SINGAPORE — China’s rise has to be viewed with the right lens and many in the West fail to understand the Asian power because of a lack of knowledge of the country’s unique history and culture, said prominent China expert Dr Martin Jacques.
In an interview with TODAY, the British-born author said it is a mistake for the West to think that Beijing is unwilling to implement political reforms in its institutions simply because the reforms China has taken do not move towards a Western-style system.
Instead, China’s vast economic transformation in a mere few decades means that institutions in the country have been constantly re-engineered and reinvented to cope with the level of change, said Dr Jacques, whose book When China Rules The World has sold over 250,000 copies worldwide. “Generally, this has been greatly underestimated in the West — they don’t recognise this political reform (in China) because the only political reform they recognise is that which is moving China closer to the West,” he said.
Many observers also forget that China is a developing nation that is home to 20 per cent of the world’s population, putting any government to a formidable test of statecraft, added Dr Jacques. Yet the Chinese government has clearly demonstrated its competence in steering China through astronomic growth and economic transformation, he said.
“The government has been a brilliant leader of China’s transformation. You’ve got to remember, this is the most remarkable economic transformation in human history. It far exceeds anything the West has managed to achieve.”
While the country’s economic success has helped to legitimise the Communist Party’s rule among the people, Dr Jacques says that support for the ruling party stems primarily from a longstanding historical and cultural respect for government. This is why he does not think that the party’s legitimacy will be threatened by China’s recent economic slowdown.
“The government in (Chinese) society is a much more deeply-rooted phenomenon; people view it in a familial way, like a parent,” he said.
There is also a reservoir of profound goodwill towards the government, he added, citing high levels of satisfaction with the Chinese government in the Pew Research Centre’s Global Attitudes Survey.
China’s unique history and culture will also chart a very different path for its rise compared with the United States and some European countries, whose past and present global influence have had a great deal to do with military and political power. Instead, Dr Jacques sees China’s rising as a benign global power through gaining global economic and cultural influence.
“Because it has such a huge market, it’s going to probably set the standards in lots of different products and technologies,” said Dr Jacques.
“I don’t think there’s any doubt at all that China’s going to develop some really formidable companies. And they’ve got some formidable companies now, like Lenovo, Huawei, Xiaomi, and then you’ve got to take the Internet world. Baidu is a very effective search engine, and the reason I think Google pulled out of China is because Baidu gave them a competitive beating.”

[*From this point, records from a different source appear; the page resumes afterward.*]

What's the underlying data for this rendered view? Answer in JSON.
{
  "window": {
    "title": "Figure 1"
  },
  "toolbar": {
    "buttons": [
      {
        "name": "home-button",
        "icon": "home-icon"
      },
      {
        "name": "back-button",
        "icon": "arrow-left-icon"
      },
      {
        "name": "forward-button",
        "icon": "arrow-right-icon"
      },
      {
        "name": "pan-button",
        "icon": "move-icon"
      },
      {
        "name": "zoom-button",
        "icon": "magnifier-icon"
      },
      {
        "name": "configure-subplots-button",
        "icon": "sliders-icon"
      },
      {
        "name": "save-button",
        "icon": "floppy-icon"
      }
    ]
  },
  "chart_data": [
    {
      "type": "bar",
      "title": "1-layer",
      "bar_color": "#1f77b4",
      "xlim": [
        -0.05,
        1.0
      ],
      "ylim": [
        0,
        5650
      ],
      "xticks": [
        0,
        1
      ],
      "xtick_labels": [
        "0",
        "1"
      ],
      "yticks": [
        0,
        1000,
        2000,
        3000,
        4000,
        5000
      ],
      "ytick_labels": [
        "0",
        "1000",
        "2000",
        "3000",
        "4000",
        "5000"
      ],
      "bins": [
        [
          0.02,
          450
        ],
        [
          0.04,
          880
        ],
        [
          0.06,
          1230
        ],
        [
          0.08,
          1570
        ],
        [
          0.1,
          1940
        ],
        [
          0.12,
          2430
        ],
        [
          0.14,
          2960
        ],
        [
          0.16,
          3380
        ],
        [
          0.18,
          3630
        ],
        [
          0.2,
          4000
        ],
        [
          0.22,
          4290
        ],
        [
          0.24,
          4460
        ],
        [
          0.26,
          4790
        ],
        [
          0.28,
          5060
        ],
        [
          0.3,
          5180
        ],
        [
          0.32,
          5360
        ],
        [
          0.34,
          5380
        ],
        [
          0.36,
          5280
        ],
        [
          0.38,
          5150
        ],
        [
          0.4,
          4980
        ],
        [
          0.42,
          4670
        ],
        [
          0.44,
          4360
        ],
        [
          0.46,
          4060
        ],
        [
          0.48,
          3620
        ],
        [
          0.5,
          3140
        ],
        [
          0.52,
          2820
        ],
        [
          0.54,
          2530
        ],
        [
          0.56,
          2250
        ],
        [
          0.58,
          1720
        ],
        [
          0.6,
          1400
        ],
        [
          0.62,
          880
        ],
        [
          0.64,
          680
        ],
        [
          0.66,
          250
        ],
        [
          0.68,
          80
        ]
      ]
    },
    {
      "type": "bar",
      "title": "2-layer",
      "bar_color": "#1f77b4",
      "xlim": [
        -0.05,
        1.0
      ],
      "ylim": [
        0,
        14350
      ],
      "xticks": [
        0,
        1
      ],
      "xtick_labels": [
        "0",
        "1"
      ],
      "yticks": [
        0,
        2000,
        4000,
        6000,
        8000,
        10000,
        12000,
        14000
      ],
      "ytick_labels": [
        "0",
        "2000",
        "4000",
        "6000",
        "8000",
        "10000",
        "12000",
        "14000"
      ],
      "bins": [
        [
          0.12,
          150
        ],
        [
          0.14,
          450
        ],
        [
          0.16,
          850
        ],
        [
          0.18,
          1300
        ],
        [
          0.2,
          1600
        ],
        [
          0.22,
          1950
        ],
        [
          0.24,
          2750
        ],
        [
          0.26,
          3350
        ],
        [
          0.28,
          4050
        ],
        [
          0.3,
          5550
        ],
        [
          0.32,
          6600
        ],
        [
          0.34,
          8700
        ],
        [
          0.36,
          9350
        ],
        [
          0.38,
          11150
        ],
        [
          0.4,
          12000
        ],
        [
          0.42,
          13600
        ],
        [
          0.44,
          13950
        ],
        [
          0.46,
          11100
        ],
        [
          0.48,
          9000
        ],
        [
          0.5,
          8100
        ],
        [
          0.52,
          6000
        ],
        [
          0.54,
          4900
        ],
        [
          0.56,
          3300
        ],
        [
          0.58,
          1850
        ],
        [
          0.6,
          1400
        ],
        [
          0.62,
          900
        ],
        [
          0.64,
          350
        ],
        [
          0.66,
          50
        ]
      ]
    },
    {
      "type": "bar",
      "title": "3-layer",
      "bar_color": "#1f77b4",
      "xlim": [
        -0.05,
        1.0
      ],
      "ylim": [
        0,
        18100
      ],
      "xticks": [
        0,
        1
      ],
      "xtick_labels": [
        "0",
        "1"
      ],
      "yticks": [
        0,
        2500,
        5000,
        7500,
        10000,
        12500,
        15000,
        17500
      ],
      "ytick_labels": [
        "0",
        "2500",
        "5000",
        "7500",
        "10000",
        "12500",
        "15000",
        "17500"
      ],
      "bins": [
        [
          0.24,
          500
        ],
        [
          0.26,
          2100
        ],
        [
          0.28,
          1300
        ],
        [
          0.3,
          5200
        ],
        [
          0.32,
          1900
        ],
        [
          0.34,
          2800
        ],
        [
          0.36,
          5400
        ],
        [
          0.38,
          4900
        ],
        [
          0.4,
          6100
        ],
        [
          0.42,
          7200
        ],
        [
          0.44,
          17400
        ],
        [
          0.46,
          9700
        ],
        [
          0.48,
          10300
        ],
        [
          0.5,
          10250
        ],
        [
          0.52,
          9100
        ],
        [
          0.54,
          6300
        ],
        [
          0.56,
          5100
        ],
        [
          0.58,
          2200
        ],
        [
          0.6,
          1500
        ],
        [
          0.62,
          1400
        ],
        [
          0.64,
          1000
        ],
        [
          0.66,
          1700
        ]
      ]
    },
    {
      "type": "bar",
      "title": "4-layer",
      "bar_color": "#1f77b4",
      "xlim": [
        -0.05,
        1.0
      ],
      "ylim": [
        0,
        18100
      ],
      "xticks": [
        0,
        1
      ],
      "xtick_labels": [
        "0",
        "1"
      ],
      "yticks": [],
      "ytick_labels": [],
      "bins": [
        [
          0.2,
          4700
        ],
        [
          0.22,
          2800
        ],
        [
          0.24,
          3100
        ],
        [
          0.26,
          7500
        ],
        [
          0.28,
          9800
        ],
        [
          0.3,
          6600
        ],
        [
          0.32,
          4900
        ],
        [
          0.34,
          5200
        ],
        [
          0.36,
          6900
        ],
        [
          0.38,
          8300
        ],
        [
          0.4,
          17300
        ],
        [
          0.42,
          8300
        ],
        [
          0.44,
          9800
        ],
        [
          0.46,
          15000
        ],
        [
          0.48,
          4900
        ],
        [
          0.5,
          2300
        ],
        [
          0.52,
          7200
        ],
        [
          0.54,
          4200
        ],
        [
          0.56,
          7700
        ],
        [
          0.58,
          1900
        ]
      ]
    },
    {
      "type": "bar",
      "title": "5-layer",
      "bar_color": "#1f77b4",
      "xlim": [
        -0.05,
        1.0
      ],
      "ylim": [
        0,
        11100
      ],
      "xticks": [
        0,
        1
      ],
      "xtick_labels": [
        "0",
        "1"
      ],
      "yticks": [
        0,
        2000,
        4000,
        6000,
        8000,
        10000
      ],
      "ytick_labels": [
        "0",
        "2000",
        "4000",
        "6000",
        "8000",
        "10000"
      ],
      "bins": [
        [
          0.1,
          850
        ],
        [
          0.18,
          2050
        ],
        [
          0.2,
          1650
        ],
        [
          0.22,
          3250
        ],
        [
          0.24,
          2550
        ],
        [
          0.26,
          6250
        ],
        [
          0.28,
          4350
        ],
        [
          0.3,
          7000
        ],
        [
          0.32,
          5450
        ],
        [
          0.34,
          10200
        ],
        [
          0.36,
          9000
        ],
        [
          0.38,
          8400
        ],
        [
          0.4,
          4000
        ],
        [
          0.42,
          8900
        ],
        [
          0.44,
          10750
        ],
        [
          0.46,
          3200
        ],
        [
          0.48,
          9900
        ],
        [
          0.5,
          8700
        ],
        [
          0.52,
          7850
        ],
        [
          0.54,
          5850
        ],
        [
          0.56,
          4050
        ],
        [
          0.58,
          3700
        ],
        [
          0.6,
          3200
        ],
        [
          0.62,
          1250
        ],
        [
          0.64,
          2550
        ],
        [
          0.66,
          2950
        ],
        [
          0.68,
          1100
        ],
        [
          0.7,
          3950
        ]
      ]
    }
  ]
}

He added that China would have a big cultural influence as it becomes more developed, because it takes great pride in its culture, having dubbed itself as the “Middle Kingdom” and the “Land under Heaven”.

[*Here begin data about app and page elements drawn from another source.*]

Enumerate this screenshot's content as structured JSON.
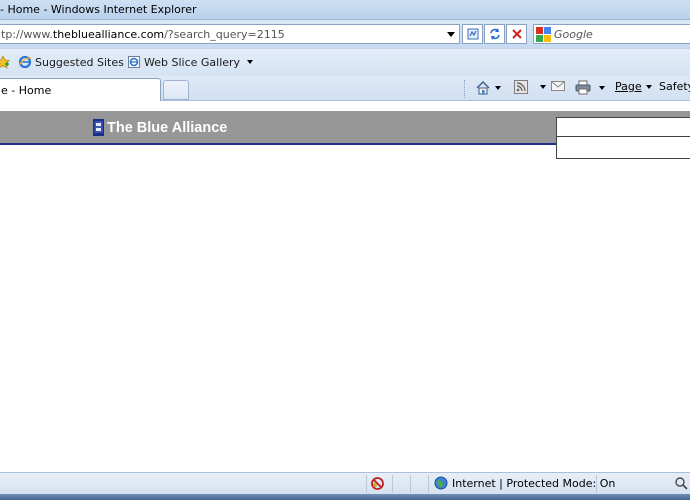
{
  "window": {
    "title": "- Home - Windows Internet Explorer"
  },
  "address_bar": {
    "url_prefix": "tp://www.",
    "url_domain": "thebluealliance.com",
    "url_path": "/?search_query=2115"
  },
  "search_bar": {
    "placeholder": "Google"
  },
  "favorites_bar": {
    "items": [
      {
        "label": "Suggested Sites",
        "icon": "ie-icon"
      },
      {
        "label": "Web Slice Gallery",
        "icon": "webslice-icon"
      }
    ]
  },
  "tabs": [
    {
      "label": "e - Home"
    }
  ],
  "command_bar": {
    "page_label": "Page",
    "safety_label": "Safety"
  },
  "page": {
    "site_title": "The Blue Alliance"
  },
  "status_bar": {
    "zone_text": "Internet | Protected Mode: On"
  },
  "colors": {
    "header_bg": "#979797",
    "header_border": "#1d2f8c",
    "chrome_blue": "#c8daf0"
  }
}
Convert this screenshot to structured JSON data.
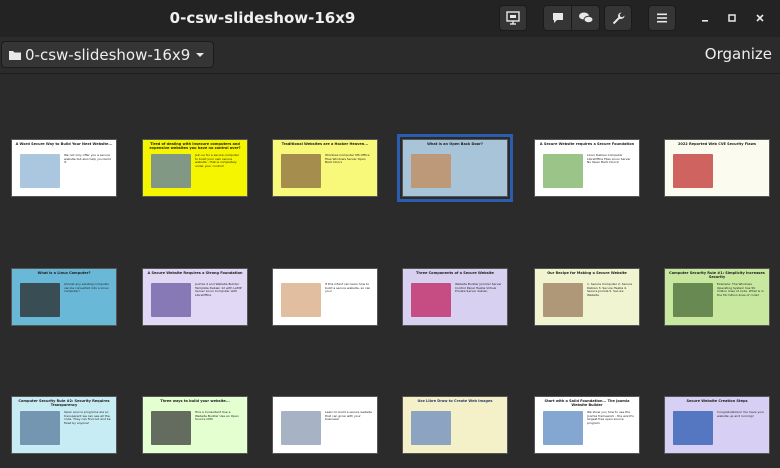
{
  "window": {
    "title": "0-csw-slideshow-16x9"
  },
  "toolbar": {
    "folder_label": "0-csw-slideshow-16x9",
    "organize_label": "Organize"
  },
  "slides": [
    {
      "title": "A Word Secure Way to Build Your Next Website...",
      "body": "We not only offer you a secure website but also help you build it.",
      "bg": "#ffffff",
      "fg": "#1a1a1a",
      "accent": "#8fb4d6"
    },
    {
      "title": "Tired of dealing with insecure computers and expensive websites you have no control over?",
      "body": "Join us for a secure computer to build your own secure website - that is completely under your control!",
      "bg": "#f5f500",
      "fg": "#1a1a1a",
      "accent": "#5a7ab0"
    },
    {
      "title": "Traditional Websites are a Hacker Heaven...",
      "body": "Windows Computer   MS Office Files   Windows Server   Open Back Doors",
      "bg": "#f8f87a",
      "fg": "#1a1a1a",
      "accent": "#8a6a40"
    },
    {
      "title": "What is an Open Back Door?",
      "body": "",
      "bg": "#a8c4d8",
      "fg": "#1a1a1a",
      "accent": "#c48a5a"
    },
    {
      "title": "A Secure Website requires a Secure Foundation",
      "body": "Linux Debian Computer   LibreOffice Files   Linux Server   No Open Back Doors!",
      "bg": "#ffffff",
      "fg": "#1a1a1a",
      "accent": "#7ab060"
    },
    {
      "title": "2022 Reported Web CVE Security Flaws",
      "body": "",
      "bg": "#fbfbf0",
      "fg": "#1a1a1a",
      "accent": "#c03030"
    },
    {
      "title": "What is a Linux Computer?",
      "body": "Almost any existing computer can be converted into a Linux computer!",
      "bg": "#6ab8d8",
      "fg": "#1a1a1a",
      "accent": "#2a2a2a"
    },
    {
      "title": "A Secure Website Requires a Strong Foundation",
      "body": "Joomla 4 and Website Builder Template   Debian 12 with LAMP Server   Linux Computer with LibreOffice",
      "bg": "#e0d8f4",
      "fg": "#1a1a1a",
      "accent": "#6a5aa0"
    },
    {
      "title": "",
      "body": "If this infant can learn how to build a secure website, so can you!",
      "bg": "#ffffff",
      "fg": "#1a1a1a",
      "accent": "#d8a880"
    },
    {
      "title": "Three Components of a Secure Website",
      "body": "Website Builder   Joomla!   Server Control Panel   Hestia   Virtual Private Server   debian",
      "bg": "#d8d0f0",
      "fg": "#1a1a1a",
      "accent": "#c02060"
    },
    {
      "title": "Our Recipe for Making a Secure Website",
      "body": "1. Secure Computer 2. Secure Debian 3. Secure Hestia 4. Secure Joomla 5. Secure Website",
      "bg": "#f0f4d0",
      "fg": "#1a1a1a",
      "accent": "#9a7a5a"
    },
    {
      "title": "Computer Security Rule #1: Simplicity Increases Security",
      "body": "Example: The Windows Operating System has 50 million lines of code. What is in the 50 million lines of code?",
      "bg": "#c8e8a0",
      "fg": "#1a1a1a",
      "accent": "#4a6a3a"
    },
    {
      "title": "Computer Security Rule #2: Security Requires Transparency",
      "body": "Open source programs are so transparent we can see all the code. They can find out and be fixed by anyone!",
      "bg": "#c8ecf4",
      "fg": "#1a1a1a",
      "accent": "#5a7a9a"
    },
    {
      "title": "Three ways to build your website...",
      "body": "Hire a Consultant   Use a Website Builder   Use an Open Source CMS",
      "bg": "#e4ffd0",
      "fg": "#1a1a1a",
      "accent": "#3a3a3a"
    },
    {
      "title": "",
      "body": "Learn to build a secure website that can grow with your business!",
      "bg": "#ffffff",
      "fg": "#1a1a1a",
      "accent": "#8a9ab0"
    },
    {
      "title": "Use Libre Draw to Create Web Images",
      "body": "",
      "bg": "#f4f0c8",
      "fg": "#2a3a6a",
      "accent": "#6a8ac0"
    },
    {
      "title": "Start with a Solid Foundation... The Joomla Website Builder",
      "body": "We show you how to use the Joomla framework - the world's largest free open source program",
      "bg": "#ffffff",
      "fg": "#1a1a1a",
      "accent": "#5a8ac0"
    },
    {
      "title": "Secure Website Creation Steps",
      "body": "Congratulations! You have your website up and running!",
      "bg": "#d8d0f4",
      "fg": "#1a1a1a",
      "accent": "#2a5ab0"
    }
  ]
}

Dr Jacques said China faces three key challenges in the near term. The first is the need to shift the economy from one based on cheap production for export to one that hires more skilled labour in higher value-adding production. The second challenge is that China has to be more heavily involved in global affairs before it has fully completed its economic take-off.
China’s third challenge is governance. “The Chinese governance will have to keep changing, keep performing, because if they don’t, they will get out of sync, out of kilter … (and) there will be serious political consequences,” he said.
Dr Jacques believes the Chinese government will live up to this challenge. “Chinese governance is very impressive; it’s the oldest statecraft in the world. I think this is the probably the greatest tradition of statecraft in the world,” he said.
“But just saying that doesn’t solve the problem. The government system is going to have to be more accountable, more representative, more transparent, more institutionally innovative, less top-down — that’s a big challenge.”
Dr Jacques is in Singapore for two months as a visiting professor at the Lee Kuan Yew School of Public Policy. Yesterday, he spoke on the global impact of the imminent rise of China in a student forum organised by Business China.
— Celene Tan